Last weekend was a busy time in our home. We had a BBQ dinner to celebrate my dad’s birthday. It was our 11th wedding anniversary. And we got a new puppy.
The puppy is a 9 week old labradoodle and sure is cute. She did really well during her first day and made it through most of the night. It wasn’t until 4 am when she started whimpering a little bit.
This was only 30 minutes before I normally wake up but it sure felt early. And combined with how busy the previous weekend was it caught up to me quickly. Tonight I’ll be looking to get to bed early and get things back on track.
And a study I recently came across reminded me of the value of sleep.
The 2018 study looked at almost 1700 teenagers of 13-14 years living in India and the connection of sleep to allergies and asthma. They asked the teens if they had any respiratory problems or difficulty breathing as well as if they had any nasal allergies such as runny nose or coughing.
Along with this they also asked the teens what time they felt tired at night, when they woke up and if they felt tired in the morning. Knowing this they could assign the teens a chronotype such as “morning type”, “evening type” or an “intermediate type”.

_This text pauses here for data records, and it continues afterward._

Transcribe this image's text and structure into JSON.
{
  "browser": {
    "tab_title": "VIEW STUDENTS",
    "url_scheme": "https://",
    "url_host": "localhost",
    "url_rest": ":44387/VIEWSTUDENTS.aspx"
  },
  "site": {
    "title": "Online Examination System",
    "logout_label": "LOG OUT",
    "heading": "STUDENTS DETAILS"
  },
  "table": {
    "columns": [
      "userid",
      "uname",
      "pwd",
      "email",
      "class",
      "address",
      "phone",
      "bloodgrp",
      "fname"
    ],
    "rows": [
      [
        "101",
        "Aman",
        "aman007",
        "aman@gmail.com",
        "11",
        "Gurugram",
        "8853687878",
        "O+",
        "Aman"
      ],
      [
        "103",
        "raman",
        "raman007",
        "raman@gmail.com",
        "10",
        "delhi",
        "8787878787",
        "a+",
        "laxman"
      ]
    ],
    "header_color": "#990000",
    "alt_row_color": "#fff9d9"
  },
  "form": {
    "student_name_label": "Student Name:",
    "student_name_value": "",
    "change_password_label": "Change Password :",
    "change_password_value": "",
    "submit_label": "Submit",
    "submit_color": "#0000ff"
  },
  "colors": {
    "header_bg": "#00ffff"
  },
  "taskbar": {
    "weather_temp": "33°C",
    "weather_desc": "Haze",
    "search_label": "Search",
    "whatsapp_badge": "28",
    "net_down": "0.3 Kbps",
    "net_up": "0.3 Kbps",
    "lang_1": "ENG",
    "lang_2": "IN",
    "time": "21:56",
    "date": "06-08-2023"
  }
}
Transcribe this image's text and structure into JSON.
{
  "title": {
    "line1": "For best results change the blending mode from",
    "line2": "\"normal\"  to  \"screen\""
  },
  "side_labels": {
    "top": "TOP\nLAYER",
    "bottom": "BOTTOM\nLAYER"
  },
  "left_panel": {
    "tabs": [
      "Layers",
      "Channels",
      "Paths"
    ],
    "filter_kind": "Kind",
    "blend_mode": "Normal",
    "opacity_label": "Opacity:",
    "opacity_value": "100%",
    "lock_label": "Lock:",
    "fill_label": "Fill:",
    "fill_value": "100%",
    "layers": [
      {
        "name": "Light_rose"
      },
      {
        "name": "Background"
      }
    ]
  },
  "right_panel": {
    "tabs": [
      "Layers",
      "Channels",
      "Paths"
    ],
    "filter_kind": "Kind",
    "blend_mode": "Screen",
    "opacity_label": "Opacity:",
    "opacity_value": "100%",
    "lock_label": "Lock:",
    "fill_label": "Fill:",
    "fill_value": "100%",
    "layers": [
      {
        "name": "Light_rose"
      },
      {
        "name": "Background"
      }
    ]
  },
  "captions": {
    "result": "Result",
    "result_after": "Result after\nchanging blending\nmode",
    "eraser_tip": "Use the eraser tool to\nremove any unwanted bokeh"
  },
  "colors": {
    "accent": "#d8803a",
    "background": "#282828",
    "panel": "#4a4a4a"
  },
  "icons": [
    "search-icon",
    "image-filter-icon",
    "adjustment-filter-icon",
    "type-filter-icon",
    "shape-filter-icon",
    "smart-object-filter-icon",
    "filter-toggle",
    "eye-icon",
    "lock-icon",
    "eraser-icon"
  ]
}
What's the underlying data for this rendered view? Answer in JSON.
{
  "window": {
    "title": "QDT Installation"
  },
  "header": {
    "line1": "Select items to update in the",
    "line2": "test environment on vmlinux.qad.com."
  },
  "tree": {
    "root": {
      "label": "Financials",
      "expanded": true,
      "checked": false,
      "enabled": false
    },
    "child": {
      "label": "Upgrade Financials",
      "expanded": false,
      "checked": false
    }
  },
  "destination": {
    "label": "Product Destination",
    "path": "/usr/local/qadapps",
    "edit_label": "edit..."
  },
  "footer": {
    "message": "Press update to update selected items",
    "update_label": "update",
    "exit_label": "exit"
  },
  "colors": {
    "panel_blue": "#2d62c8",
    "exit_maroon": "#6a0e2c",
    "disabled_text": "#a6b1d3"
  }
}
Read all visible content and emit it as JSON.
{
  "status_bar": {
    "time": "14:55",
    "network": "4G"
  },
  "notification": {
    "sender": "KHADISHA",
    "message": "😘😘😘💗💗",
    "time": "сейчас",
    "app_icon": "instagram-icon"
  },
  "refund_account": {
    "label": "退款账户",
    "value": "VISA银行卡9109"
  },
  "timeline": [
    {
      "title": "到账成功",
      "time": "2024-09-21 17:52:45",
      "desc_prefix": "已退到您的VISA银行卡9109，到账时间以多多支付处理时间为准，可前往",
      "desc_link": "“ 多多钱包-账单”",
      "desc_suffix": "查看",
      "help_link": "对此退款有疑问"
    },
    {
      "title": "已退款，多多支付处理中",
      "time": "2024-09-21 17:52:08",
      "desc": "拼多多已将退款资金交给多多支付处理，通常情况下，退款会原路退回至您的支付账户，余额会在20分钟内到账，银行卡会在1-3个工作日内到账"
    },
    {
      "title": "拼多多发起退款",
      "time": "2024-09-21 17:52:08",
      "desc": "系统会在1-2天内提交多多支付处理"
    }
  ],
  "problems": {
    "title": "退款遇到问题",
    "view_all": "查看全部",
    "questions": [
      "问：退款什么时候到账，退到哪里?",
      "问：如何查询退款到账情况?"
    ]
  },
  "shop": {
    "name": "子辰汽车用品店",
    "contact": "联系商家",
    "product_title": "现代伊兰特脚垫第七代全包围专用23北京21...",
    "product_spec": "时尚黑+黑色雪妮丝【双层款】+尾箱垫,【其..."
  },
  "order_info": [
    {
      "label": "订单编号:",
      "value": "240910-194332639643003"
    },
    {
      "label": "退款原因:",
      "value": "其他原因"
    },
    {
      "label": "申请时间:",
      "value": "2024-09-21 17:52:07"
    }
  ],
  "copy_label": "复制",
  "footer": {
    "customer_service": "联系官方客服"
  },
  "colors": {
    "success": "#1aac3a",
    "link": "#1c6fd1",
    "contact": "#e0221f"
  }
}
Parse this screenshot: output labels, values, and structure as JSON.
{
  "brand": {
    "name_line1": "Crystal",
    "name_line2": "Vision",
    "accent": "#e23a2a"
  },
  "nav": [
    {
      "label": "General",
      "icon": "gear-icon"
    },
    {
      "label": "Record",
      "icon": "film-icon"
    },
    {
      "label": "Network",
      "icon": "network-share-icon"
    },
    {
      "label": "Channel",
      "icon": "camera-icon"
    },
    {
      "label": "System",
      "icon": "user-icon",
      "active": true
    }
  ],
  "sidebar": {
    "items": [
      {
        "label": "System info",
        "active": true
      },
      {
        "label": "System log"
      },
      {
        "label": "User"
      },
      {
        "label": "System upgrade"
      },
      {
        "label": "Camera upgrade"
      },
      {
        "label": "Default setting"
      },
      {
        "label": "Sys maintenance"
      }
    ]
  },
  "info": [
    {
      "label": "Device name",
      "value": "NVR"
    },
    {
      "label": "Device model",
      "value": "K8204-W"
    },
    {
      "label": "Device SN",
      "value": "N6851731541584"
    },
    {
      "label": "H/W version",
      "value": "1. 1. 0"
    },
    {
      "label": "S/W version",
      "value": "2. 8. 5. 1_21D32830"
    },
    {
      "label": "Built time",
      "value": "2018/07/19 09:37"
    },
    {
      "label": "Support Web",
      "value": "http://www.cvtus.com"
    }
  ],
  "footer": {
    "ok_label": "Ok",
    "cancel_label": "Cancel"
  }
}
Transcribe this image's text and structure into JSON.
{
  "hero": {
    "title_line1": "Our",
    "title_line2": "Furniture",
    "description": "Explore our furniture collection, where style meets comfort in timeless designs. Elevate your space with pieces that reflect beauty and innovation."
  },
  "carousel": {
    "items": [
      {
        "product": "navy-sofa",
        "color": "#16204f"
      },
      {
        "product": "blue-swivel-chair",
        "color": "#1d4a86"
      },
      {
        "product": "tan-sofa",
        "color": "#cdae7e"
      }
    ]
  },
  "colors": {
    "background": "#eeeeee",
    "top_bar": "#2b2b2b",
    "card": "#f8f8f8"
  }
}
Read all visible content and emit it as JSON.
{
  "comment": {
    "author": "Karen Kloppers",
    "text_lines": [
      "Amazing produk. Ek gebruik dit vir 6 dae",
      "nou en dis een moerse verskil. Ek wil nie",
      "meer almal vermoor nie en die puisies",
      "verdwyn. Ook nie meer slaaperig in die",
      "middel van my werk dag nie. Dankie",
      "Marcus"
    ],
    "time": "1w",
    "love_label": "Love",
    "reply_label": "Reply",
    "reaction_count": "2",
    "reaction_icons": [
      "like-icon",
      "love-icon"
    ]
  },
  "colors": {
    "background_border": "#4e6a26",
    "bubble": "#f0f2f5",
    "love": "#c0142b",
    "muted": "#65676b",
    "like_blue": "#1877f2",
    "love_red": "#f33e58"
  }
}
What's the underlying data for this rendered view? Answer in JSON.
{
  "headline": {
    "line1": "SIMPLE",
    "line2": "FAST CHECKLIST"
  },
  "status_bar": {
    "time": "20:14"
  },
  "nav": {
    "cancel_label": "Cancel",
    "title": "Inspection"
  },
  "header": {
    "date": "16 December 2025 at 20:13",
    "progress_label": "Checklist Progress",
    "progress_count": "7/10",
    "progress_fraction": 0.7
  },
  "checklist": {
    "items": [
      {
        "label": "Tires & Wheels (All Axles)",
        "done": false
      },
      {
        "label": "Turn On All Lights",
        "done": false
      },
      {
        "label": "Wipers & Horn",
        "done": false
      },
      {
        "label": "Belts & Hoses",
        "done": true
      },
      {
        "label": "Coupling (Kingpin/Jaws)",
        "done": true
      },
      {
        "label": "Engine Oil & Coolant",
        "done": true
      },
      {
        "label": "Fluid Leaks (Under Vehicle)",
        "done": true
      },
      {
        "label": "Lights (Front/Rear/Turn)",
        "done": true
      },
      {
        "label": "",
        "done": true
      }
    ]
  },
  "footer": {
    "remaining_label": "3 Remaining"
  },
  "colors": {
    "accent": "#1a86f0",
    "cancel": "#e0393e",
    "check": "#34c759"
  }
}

What they found is that evening types were 3 times more likely to develop asthma and 2 times as likely to develop a nasal allergy.
These results are even more interesting as the researchers took into account where the teens lived and which ones had smokers or pets in the family. Even when these factors were accounted for they still saw these results.
While the researchers can’t say staying up late causes asthma they do know it disrupts levels of melatonin in the body and affects the allergic response.
The take home message is to put the devices away at least an hour before bed and get to bed earlier rather than later. Early birds get the worms. And early types help avoid getting asthma and allergies.
Bhattacharjee, S., Haldar, P., Maity, S. G., Debnath, S., Moitra, S., Saha, S., & Moitra, S. (2018). Prevalence and Risk Factors of Asthma and Allergy-Related Diseases among Adolescents (PERFORMANCE) study: rationale and methods. ERJ open research, 4(2), 00034-2018.